Didn't have a camera by my side this time/Hoping I would see the world through both my eyes/Maybe I will tell you all about it when I'm in the mood to lose my way with words -- John Mayer
I've been forgetting my camera a lot lately. For the last week or so, the same scenario has been playing itself out over and over again.
We get halfway to wherever we're headed.
Andy: Did you bring the camera?
Ada: No . . ..
I don't really have an excuse for forgetting it. It has a snazzy new Duluth pack case, which makes it easy to throw the camera in the boat, truck, or over my shoulder. But maybe the past week straight of rain and drizzle has left me feeling visually uninspired. No matter what happens lately, I can't seem to remember my camera until it's too late to turn around and go fetch it.
And when I don't have your camera with, sometimes it feels like I'm missing things. Without a camera to capture the views we found when we clamored to lake's highest point at sunset, how can I share what it felt like to pull myself up the charred, shattered granite cliff face to find the lake and all its islands spilling out before me under a rose color sky. Does it even make sense if I tell about the stark cliff we found on yesterday's hike with such straight, sharp edges it looked like we'd stumbled into some Aztec or Inca realm?
Without the pictures to prove I saw it, it gets harder to share my experiences and make them immediate and real. But that doesn't mean I'm missing anything. I'm still seeing it. By not having my camera with, I'm forced to remember more than just the image.
I have to remember the sweet little cheeps coming from the two grouse nests we've stumbled upon in the past few days, as well as the sight of agitated Mama Grouse, neck all puffed out, trying to defend her little cheepers (baby grouse). I can tell you about the rain, but what I really remember is the cold feeling of water instantly gushing into my old, tired tennis shoes as I soon as I set foot on the overgrown path on yesterday's hike and the squelching feeling of water squishing between my toes with each step I took.
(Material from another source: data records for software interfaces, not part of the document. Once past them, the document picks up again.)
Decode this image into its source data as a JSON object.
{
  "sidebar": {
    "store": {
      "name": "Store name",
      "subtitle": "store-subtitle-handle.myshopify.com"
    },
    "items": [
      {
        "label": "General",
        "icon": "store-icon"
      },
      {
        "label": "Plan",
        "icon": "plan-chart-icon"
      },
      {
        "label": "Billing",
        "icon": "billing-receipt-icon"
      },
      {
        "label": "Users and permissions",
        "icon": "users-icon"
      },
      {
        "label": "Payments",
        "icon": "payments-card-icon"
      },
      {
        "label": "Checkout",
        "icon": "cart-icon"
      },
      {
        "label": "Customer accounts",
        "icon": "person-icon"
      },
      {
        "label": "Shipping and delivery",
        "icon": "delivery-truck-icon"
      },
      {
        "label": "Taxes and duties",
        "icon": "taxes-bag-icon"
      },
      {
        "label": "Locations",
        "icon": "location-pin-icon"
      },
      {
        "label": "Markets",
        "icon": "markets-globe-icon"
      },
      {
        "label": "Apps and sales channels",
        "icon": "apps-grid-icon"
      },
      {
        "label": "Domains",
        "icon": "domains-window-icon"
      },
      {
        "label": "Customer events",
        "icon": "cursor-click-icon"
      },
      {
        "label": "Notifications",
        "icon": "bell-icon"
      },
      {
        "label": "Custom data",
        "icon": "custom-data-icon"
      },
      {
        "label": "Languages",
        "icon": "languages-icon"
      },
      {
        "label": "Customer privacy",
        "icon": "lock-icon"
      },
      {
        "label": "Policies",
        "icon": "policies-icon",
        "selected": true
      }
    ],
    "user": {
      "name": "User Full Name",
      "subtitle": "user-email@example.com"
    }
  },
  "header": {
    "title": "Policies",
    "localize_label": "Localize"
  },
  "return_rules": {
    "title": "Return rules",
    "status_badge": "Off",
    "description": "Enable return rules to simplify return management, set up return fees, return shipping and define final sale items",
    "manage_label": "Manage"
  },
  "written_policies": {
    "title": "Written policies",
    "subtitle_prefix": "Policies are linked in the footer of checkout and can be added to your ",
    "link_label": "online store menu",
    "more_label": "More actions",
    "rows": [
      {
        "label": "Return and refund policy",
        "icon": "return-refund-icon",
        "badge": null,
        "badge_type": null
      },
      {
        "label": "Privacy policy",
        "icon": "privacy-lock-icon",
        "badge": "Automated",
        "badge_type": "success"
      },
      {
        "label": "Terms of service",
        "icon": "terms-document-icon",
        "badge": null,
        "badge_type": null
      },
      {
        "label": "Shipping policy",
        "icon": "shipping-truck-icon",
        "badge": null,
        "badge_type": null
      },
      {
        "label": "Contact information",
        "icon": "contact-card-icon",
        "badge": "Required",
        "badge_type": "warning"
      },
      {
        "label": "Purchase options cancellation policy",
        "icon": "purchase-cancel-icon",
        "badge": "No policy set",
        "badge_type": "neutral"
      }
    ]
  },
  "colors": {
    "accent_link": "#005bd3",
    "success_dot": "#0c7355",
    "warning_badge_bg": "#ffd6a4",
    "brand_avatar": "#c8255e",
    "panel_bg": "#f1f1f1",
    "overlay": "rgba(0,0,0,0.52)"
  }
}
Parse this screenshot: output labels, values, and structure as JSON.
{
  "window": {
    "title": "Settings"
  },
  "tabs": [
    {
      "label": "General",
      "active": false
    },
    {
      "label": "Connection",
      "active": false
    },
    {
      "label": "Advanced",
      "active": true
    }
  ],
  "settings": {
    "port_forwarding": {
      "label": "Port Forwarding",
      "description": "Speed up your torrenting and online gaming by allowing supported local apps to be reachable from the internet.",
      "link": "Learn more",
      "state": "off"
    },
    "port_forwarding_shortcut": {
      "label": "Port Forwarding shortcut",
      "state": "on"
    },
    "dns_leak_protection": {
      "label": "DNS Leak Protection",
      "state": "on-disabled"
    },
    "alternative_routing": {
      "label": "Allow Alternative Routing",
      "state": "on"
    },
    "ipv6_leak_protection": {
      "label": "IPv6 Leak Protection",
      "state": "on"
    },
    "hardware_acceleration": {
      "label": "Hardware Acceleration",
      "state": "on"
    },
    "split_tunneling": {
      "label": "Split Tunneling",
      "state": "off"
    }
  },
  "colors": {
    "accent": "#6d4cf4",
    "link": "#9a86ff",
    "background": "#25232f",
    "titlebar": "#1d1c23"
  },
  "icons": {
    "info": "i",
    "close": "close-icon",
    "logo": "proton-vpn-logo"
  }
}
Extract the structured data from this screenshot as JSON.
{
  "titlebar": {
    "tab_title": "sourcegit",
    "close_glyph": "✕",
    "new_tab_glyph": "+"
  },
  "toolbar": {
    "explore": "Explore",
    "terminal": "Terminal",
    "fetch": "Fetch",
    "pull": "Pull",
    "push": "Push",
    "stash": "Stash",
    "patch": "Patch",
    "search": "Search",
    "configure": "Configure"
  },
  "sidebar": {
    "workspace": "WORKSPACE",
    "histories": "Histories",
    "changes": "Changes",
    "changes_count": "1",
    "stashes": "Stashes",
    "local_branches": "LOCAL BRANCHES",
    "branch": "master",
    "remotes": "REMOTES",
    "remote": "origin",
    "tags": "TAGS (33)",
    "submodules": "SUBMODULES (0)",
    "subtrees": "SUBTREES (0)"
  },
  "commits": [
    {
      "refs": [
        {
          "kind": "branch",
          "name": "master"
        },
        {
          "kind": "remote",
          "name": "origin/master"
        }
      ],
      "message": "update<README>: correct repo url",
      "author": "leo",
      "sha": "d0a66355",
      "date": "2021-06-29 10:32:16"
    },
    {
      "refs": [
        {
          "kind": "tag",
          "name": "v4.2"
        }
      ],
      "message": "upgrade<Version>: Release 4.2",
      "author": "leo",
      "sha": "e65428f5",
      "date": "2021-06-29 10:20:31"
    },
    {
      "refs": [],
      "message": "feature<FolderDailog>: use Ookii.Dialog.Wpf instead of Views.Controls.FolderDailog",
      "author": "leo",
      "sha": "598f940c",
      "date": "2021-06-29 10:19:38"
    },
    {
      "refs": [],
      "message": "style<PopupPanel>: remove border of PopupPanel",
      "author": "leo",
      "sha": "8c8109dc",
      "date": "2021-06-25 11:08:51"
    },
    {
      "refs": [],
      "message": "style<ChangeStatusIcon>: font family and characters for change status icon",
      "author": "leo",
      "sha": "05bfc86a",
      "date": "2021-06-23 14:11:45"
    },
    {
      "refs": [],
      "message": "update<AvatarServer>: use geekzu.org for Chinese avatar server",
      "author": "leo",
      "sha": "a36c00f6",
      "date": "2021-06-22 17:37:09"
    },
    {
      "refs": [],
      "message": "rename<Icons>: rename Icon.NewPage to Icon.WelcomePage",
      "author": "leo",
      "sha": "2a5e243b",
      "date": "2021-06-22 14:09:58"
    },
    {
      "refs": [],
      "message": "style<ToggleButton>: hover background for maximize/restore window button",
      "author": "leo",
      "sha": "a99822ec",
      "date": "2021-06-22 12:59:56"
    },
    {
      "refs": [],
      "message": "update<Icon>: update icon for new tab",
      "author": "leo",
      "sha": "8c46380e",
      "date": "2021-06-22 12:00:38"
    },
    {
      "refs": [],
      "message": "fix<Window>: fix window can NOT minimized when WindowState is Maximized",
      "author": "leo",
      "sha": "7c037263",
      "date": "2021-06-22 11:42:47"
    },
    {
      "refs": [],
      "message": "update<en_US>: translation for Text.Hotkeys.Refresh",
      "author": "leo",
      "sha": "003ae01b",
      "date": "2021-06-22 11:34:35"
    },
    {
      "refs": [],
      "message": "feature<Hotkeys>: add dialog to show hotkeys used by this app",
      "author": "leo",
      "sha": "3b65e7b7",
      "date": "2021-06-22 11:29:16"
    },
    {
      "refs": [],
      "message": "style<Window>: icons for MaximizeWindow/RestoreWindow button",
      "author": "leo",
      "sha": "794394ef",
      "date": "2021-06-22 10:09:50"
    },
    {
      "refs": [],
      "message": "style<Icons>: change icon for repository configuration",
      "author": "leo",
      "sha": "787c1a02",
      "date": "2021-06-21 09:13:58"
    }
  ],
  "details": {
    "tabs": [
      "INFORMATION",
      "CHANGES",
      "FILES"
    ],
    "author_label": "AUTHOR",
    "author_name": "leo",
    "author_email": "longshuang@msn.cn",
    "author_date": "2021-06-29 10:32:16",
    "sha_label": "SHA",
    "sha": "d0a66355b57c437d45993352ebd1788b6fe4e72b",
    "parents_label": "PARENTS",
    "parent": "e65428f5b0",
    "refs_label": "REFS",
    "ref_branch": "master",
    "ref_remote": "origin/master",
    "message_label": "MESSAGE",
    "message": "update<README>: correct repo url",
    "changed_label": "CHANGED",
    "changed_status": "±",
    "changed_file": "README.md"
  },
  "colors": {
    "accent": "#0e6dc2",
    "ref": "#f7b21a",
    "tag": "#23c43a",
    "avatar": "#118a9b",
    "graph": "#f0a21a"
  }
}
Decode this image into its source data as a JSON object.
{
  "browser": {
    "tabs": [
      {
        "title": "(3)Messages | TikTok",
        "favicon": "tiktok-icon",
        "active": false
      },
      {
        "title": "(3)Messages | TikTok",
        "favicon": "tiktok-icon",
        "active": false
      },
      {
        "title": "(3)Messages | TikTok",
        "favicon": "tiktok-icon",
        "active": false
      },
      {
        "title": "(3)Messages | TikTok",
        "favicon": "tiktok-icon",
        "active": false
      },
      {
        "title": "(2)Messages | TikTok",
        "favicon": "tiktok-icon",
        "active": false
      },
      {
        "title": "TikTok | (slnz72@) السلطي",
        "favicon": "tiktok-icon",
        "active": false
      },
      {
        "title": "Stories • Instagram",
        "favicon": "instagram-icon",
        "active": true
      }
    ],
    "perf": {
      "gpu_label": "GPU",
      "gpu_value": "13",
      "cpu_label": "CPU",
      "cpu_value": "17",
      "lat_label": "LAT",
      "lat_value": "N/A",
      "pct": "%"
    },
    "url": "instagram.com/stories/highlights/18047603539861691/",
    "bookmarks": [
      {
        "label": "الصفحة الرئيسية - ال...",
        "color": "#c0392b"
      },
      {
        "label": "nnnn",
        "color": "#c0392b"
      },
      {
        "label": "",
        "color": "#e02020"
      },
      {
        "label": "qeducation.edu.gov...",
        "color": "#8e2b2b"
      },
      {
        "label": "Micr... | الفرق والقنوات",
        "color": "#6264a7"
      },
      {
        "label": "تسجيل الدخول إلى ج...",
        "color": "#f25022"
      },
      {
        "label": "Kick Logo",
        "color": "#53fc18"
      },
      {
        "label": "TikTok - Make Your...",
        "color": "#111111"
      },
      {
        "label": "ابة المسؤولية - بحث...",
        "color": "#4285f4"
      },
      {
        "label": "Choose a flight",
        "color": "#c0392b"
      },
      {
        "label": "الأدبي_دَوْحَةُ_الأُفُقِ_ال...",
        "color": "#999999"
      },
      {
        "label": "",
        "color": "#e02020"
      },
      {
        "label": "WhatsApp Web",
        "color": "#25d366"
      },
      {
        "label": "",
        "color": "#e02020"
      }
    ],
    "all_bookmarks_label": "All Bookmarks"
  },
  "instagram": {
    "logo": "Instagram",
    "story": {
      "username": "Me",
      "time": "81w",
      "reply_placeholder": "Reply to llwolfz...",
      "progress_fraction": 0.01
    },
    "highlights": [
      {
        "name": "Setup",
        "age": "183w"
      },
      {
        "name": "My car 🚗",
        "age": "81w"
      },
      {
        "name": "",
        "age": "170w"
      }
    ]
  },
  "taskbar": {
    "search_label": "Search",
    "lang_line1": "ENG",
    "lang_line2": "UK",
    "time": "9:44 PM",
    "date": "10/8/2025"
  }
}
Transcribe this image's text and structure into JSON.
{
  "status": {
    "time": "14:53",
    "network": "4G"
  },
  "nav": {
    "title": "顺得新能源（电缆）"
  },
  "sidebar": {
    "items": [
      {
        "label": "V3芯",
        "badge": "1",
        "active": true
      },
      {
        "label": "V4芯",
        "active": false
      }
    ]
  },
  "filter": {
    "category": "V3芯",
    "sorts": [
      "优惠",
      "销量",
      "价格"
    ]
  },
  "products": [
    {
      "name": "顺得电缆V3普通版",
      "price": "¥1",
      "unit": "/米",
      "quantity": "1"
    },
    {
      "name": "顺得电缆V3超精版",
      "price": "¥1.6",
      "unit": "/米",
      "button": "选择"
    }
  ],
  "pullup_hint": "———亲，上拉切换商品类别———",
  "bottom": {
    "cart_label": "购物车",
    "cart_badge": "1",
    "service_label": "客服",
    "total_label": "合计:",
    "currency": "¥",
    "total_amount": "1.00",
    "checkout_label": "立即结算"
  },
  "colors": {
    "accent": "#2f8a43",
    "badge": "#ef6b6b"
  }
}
I could tell you the midseason wildflowers are in full swing, or I could tell you about gathering bright red wintergreen berries in my palm while batting off buzzing mosquitoes divebombing my head, taking a moment to hold the berries close to my face so I could breath in their minty smell.
I'm seeing plenty these days. And for the time being, I'm trying to see it with both my eyes.